We want players to gain an intuitive understanding of how DNA is constructed: i.e., two strands, each with a backbone and a sequence of bases; each base paired to a base on the opposite strand (A with T, and C with G). The bases should be easily recognizable so that mismatches can be identified. The DNA should be accurate with respect to the 3D spatial arrangement of components ( and handedness).
Because the player would be physically interacting with nucleotides (excising, replacing, ligating), we wanted to allow some space to work in and around the bases, without frustrating collisions or clipping through geometry.
There also needed to be clear locations on the nucleotides for certain operations to take place (e.g. ligating the backbone).
Technical requirements: Because there would be hundreds of nucleotides in an interactive VR environment being rendered in real-time in stereo at high frame-rates, the geometry should have a relatively low poly-count.
Furthermore, there was some debate about where the representation sat on the stylistic spectrum between “mechanical” and “organic”. The geometric style ultimately placed visual emphasis on structural features that were less important to attend to during the identification stage of gameplay.
We also wanted to help players appreciate how the backbone connects the bases together, so we added a stick representation of atomic bonds which appears inside the surface representation at key points in the gameplay, during excision and ligation.

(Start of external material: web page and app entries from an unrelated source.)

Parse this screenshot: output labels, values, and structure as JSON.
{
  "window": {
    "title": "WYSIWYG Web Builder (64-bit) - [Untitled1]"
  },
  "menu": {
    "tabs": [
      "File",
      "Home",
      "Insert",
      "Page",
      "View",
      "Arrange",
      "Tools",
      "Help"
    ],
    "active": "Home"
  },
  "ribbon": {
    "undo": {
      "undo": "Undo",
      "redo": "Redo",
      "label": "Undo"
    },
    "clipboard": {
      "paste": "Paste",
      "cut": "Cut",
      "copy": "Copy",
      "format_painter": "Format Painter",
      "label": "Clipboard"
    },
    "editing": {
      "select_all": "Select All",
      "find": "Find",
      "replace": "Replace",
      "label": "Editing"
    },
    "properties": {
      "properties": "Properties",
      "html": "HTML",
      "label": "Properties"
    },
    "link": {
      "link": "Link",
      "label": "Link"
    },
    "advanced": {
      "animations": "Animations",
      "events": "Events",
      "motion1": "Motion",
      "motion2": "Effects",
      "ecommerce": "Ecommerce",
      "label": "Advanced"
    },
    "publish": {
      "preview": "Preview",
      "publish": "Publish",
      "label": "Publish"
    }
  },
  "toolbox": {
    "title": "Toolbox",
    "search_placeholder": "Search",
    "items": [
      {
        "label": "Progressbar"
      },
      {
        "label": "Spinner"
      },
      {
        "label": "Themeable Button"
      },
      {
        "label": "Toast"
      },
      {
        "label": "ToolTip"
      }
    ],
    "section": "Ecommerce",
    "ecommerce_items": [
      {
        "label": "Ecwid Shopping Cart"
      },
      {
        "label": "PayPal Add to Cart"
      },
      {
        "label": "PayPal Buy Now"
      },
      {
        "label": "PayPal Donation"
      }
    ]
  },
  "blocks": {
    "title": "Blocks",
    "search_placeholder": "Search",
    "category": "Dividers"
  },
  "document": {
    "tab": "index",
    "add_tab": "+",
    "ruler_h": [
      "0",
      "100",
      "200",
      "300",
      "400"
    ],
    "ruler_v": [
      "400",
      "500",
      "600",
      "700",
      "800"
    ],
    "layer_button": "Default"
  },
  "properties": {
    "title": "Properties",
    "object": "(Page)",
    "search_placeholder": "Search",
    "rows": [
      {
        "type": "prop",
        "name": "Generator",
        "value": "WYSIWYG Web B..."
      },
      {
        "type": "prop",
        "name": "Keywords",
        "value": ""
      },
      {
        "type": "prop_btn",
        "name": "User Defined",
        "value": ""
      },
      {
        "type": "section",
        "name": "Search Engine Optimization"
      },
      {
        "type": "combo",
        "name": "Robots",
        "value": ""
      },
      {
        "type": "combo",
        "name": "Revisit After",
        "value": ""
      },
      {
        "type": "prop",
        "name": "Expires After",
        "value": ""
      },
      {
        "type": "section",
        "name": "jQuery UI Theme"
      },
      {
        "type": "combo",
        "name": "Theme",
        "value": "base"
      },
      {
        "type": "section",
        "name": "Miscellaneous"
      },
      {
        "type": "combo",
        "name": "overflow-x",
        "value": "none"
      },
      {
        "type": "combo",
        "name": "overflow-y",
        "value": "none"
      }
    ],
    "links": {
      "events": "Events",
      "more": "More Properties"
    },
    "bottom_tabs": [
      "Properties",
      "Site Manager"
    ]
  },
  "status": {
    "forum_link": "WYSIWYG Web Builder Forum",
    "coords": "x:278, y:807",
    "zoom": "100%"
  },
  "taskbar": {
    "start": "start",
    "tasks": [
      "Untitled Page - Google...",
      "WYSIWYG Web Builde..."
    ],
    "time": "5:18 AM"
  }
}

In the end, there’s no single best style of DNA, and even in a single project, sometimes multiple representations are beneficial. As long as the outcome is science-based and driven by learning objectives, there are plenty of styles to explore.